From the first swell of warm, gliding synth, Innocents is unmistakably a Moby record. The spacious soundscapes and disjointed, house-lite percussion could have been lifted from his coffee-table hit Play - it seems we’re going to be partying like it’s 1999 again.
But, maybe in a bid to avoid the overexposure that slightly undermined Play's brilliance (though being the first album in history to have every single song licenced for commercial use didn’t help), Innocents is a pointedly less radio-friendly affair. On opener ‘Everything Rises’, the epic swell that previously would have led into an ad-friendly hook now simply pushes on, a gentle, looping tsunami of epic synthwaves over those familiar, jutting beats. Later, ‘Saints’ brings the album’s biggest drum line, pure Nineties house, and the synths take off in a hymnal ascent. The indecipherable vocals echo, and another classic slice of Moby is born.
That said, much of it is unrecognisable. Anthemic joy dominates the middle of the record, with the Wayne Coyne-featuring ‘The Perfect Life’. Here bounding euphoria couples with overblown choral backing and a George Michael-worthy guitar sashay: in isolation, I would never have guessed this was Moby. The lyrics are classic Coyne misdirection, providing that Morrissey/Marr double-whammy of a jubilant melody backed by dark words. Though the first verse deceives with twist-and-shout contentment, soon the content becomes clear: “Little Mikey steps everywhere / Knives in his pockets, bullets in his hair / He has nothing to live for, nothing left to say … Spoons and foil are all he needs, a bed and some china, a lighter and some speed – it will sing you to sleep and it will hit you awake”. Well, all that ecstatic elation had to come from somewhere I guess.
Less in-your-face exultation, but still strongly Flaming Lips-reminiscent is ‘Almost Home’, a woozy, enveloping ambience featuring indie-folker Damien Jurado.
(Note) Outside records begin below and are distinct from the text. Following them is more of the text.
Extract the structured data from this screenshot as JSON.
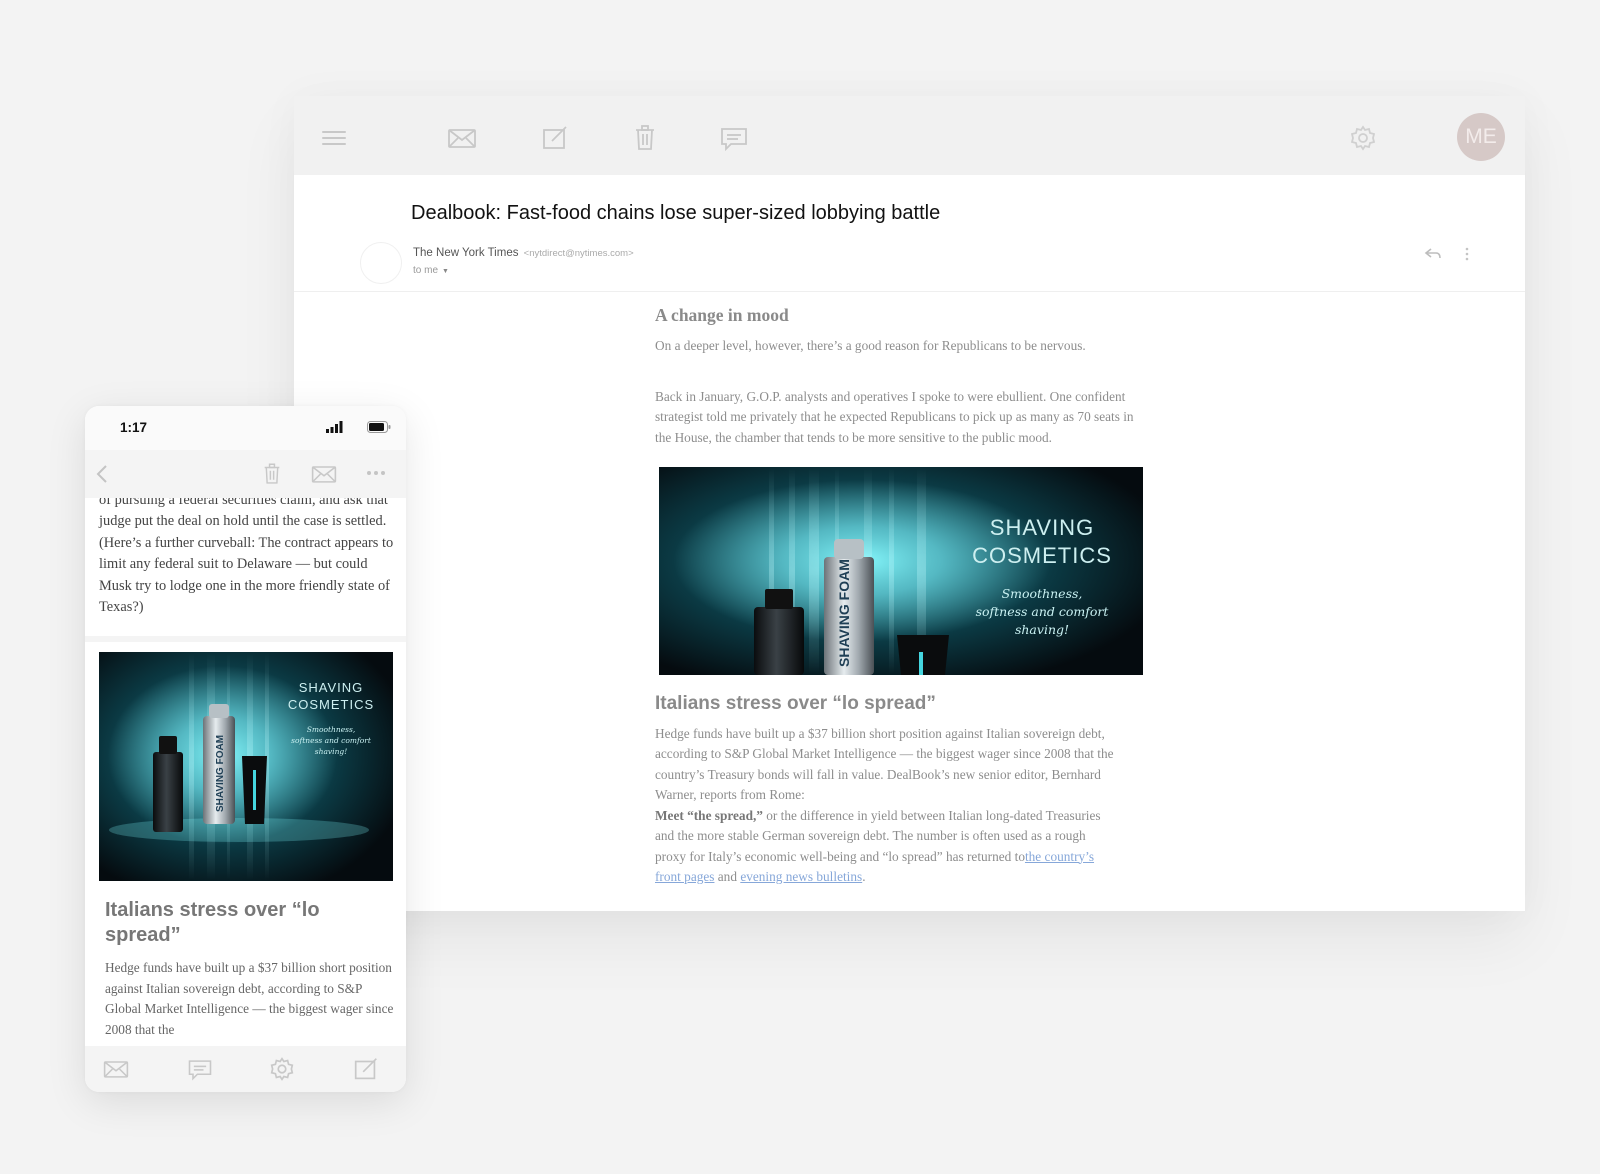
{
  "desktop": {
    "toolbar": {
      "icons": [
        "menu-icon",
        "mail-icon",
        "compose-icon",
        "trash-icon",
        "chat-icon",
        "gear-icon"
      ],
      "avatar_initials": "ME"
    },
    "email": {
      "subject": "Dealbook: Fast-food chains lose super-sized lobbying battle",
      "sender_name": "The New York Times",
      "sender_email": "<nytdirect@nytimes.com>",
      "to": "to me"
    },
    "article": {
      "heading1": "A change in mood",
      "para1": "On a deeper level, however, there’s a good reason for Republicans to be nervous.",
      "para2": "Back in January, G.O.P. analysts and operatives I spoke to were ebullient. One confident strategist told me privately that he expected Republicans to pick up as many as 70 seats in the House, the chamber that tends to be more sensitive to the public mood.",
      "promo": {
        "title_line1": "SHAVING",
        "title_line2": "COSMETICS",
        "tagline1": "Smoothness,",
        "tagline2": "softness and comfort",
        "tagline3": "shaving!",
        "can_label": "SHAVING FOAM"
      },
      "heading2": "Italians stress over “lo spread”",
      "para3": "Hedge funds have built up a $37 billion short position against Italian sovereign debt, according to S&P Global Market Intelligence — the biggest wager since 2008 that the country’s Treasury bonds will fall in value. DealBook’s new senior editor, Bernhard Warner, reports from Rome:",
      "para4_bold": "Meet “the spread,”",
      "para4_text": " or the difference in yield between Italian long-dated Treasuries and the more stable German sovereign debt. The number is often used as a rough proxy for Italy’s economic well-being and “lo spread” has returned to",
      "link1": "the country’s front pages",
      "para4_and": " and ",
      "link2": "evening news bulletins",
      "para4_end": "."
    }
  },
  "phone": {
    "status_time": "1:17",
    "toolbar_icons": [
      "back-icon",
      "trash-icon",
      "mail-icon",
      "more-icon"
    ],
    "text_top": "of pursuing a federal securities claim, and ask that judge put the deal on hold until the case is settled. (Here’s a further curveball: The contract appears to limit any federal suit to Delaware — but could Musk try to lodge one in the more friendly state of Texas?)",
    "heading": "Italians stress over “lo spread”",
    "para": "Hedge funds have built up a $37 billion short position against Italian sovereign debt, according to S&P Global Market Intelligence — the biggest wager since 2008 that the",
    "tabbar_icons": [
      "mail-icon",
      "chat-icon",
      "gear-icon",
      "compose-icon"
    ]
  },
  "colors": {
    "background": "#f3f3f3",
    "avatar": "#d6c9c7",
    "link": "#86a7d9",
    "promo_glow": "#5fe3ea"
  }
}
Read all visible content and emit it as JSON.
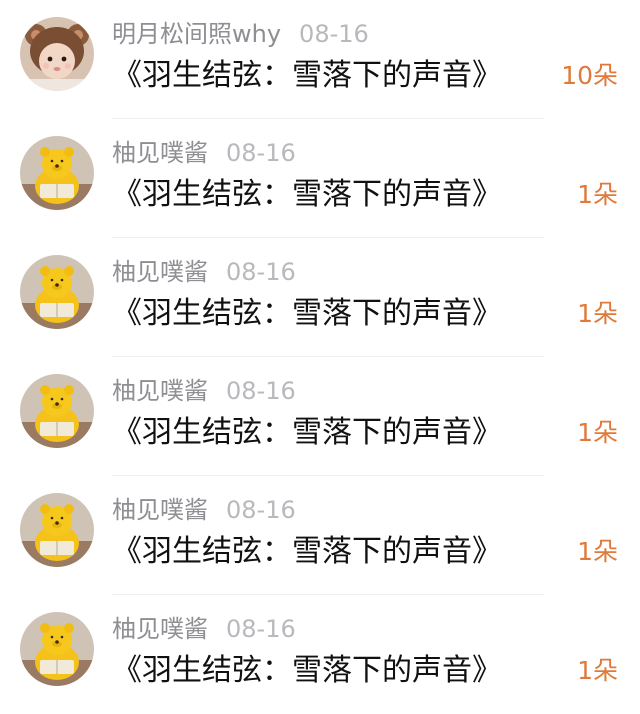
{
  "gift_list": {
    "items": [
      {
        "username": "明月松间照why",
        "date": "08-16",
        "title": "《羽生结弦：雪落下的声音》",
        "amount": "10朵",
        "avatar_icon": "baby-in-bear-hat-avatar"
      },
      {
        "username": "柚见噗酱",
        "date": "08-16",
        "title": "《羽生结弦：雪落下的声音》",
        "amount": "1朵",
        "avatar_icon": "winnie-the-pooh-avatar"
      },
      {
        "username": "柚见噗酱",
        "date": "08-16",
        "title": "《羽生结弦：雪落下的声音》",
        "amount": "1朵",
        "avatar_icon": "winnie-the-pooh-avatar"
      },
      {
        "username": "柚见噗酱",
        "date": "08-16",
        "title": "《羽生结弦：雪落下的声音》",
        "amount": "1朵",
        "avatar_icon": "winnie-the-pooh-avatar"
      },
      {
        "username": "柚见噗酱",
        "date": "08-16",
        "title": "《羽生结弦：雪落下的声音》",
        "amount": "1朵",
        "avatar_icon": "winnie-the-pooh-avatar"
      },
      {
        "username": "柚见噗酱",
        "date": "08-16",
        "title": "《羽生结弦：雪落下的声音》",
        "amount": "1朵",
        "avatar_icon": "winnie-the-pooh-avatar"
      }
    ]
  },
  "colors": {
    "username": "#8e8e93",
    "date": "#b9b9bd",
    "title": "#111111",
    "amount": "#e07a3a",
    "divider": "#efefef"
  }
}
The tone is exactly Play, but the hooky drops are no longer present. Elongated and leisurely, it’s more suited to sighing than dancing. Elsewhere, Inyang Bassey guests on the prowling ‘Don’t Love Me’ – a creeping blues jam laden with chips of organ and guitar chirrups and wahs over a beastly beat that calls to mind the lighter side of Elephant.
There follows a plunge into melancholia. Mark Lanegan lends his deep, gravelly presence to ‘The Lonely Night’, a country-influenced lament layered over a generic 'Moby' beat. It’s lyrically facile (“So tired wondering around and starting over / No garden grows here now, just a one-leaf cl-ooooh-ver”), but lowers the intensity in time for lengthy coda, ‘The Dogs’. Amidst the meditative pace and whining synths, Moby tells a tale where all his darkest high-vegan prophesies have become reality: “Hope lost to fear and nothing was clear when we lost it all / This is how we tried, this is where it died, this is how we cried, like the dogs left outside”.
So whilst the Nineties flavour is strong and those distinctive synths and chord progressions have returned, this isn’t a simple rinse and repeat. There’s a huge range of styles on display, but Innocents remains a remarkably cohesive and creative record, thanks both to Moby’s instrumentation and to the album’s conceptual feel. Not just for dinner parties and Eminem disses after all.
7Kat Waplington's Score